"return, backward movement," 1610s, from Latin recursionem (nominative recursio) "a running backward, return," noun of action from past-participle stem of recurrere "run back" (see recur).
in the mechanical sense "retardation of movement," 1855, from lag (v.). Also noted in Farmer and Henley ("Slang and Its Analogues") as American theatrical slang for "a wait," with an attestation from 1847. First record of lag time is from 1951.
16c. spelling variant or attempted classical correction of Middle English rime "measure, meter, rhythm," also "agreement in end-sounds of words or metrical lines, rhyme; a rhyming poem" (12c.), from Old French rime "verse," from Latin rhythmus "movement in time," from Greek rhythmos "measured flow or movement, rhythm; proportion, symmetry; arrangement, order; form, shape, wise, manner; soul, disposition," related to rhein "to flow" (from PIE root *sreu- "to flow"). Compare rhyme.
The word rhyme has no connection with the word rhythm, nor is rhyme necessary to accentual verse. Nevertheless, rhyme was usually present. On the other hand, in classical Greek metrical poetry, rhymes, if not accidental, were never an essential element of metrical verse structure. [Henry Osborn Taylor, "The Classical Heritage of the Middle Ages," 1911]
The spelling fluctuated 16c.-17c., rithme and ri'me also being used.
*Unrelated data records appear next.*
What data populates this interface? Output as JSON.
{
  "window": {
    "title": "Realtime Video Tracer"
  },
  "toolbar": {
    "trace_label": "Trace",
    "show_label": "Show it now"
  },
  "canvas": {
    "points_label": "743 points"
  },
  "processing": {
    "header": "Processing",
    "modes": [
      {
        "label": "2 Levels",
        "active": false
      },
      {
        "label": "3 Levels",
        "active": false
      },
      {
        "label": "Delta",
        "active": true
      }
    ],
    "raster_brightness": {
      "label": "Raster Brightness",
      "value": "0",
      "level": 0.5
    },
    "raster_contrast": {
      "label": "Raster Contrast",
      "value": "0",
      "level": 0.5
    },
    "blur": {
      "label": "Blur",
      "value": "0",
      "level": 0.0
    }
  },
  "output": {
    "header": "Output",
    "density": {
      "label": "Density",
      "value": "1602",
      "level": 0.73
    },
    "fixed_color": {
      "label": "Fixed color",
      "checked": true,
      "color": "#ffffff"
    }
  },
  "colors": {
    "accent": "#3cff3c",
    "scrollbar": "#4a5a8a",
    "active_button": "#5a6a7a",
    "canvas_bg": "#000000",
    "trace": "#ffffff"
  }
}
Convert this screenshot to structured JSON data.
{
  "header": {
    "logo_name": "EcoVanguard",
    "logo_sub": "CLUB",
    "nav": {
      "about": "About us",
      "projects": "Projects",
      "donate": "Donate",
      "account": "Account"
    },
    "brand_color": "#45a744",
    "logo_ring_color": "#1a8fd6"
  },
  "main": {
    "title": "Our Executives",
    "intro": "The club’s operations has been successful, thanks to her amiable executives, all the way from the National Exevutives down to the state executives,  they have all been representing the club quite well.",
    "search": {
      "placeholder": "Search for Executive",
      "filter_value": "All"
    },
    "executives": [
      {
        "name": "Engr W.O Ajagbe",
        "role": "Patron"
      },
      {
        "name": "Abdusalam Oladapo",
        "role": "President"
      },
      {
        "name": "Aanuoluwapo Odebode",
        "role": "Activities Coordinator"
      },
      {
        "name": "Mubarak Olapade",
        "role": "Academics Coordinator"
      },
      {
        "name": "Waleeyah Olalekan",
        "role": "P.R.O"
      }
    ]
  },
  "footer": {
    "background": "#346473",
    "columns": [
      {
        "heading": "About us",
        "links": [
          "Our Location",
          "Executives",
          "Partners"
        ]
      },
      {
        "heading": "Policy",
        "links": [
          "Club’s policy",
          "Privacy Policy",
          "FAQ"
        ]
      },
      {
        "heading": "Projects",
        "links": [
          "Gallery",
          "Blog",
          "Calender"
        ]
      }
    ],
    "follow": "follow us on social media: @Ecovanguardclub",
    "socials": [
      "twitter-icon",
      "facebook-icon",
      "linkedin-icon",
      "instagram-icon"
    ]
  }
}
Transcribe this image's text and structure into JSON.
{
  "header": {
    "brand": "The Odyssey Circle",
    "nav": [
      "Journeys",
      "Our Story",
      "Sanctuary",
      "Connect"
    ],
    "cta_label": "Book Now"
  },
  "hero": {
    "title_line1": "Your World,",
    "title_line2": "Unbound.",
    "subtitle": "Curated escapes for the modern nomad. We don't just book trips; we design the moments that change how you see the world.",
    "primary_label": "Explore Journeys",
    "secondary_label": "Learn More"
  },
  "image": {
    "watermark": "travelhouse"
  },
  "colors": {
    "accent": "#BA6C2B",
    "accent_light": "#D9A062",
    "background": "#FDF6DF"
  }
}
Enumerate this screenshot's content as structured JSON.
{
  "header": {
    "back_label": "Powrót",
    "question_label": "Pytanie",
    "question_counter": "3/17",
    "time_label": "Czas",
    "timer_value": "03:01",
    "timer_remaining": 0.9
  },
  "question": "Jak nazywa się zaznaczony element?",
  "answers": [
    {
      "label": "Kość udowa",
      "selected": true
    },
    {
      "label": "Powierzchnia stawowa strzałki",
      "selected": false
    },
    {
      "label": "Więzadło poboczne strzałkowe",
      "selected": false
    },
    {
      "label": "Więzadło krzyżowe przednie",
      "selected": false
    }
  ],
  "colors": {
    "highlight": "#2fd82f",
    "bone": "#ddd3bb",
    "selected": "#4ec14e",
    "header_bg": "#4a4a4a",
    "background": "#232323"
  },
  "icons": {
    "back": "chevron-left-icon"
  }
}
From 1550s as "metrical movement, movement in time characterized by equality of measures and alteration of stress and relaxation." By 1776 as "regular succession of beats or accents in music."
The rhythm method in reference to birth control is attested from 1936. Rhythm and blues, U.S. music style, is from 1949 (first in Billboard magazine).
"hasten along, move precipitately," 1810, perhaps from hurry-scurry (1732), a reduplication of hurry (v.), or imitative. As a noun, "a hurried movement, fluttering or bustling haste," 1823, from the verb.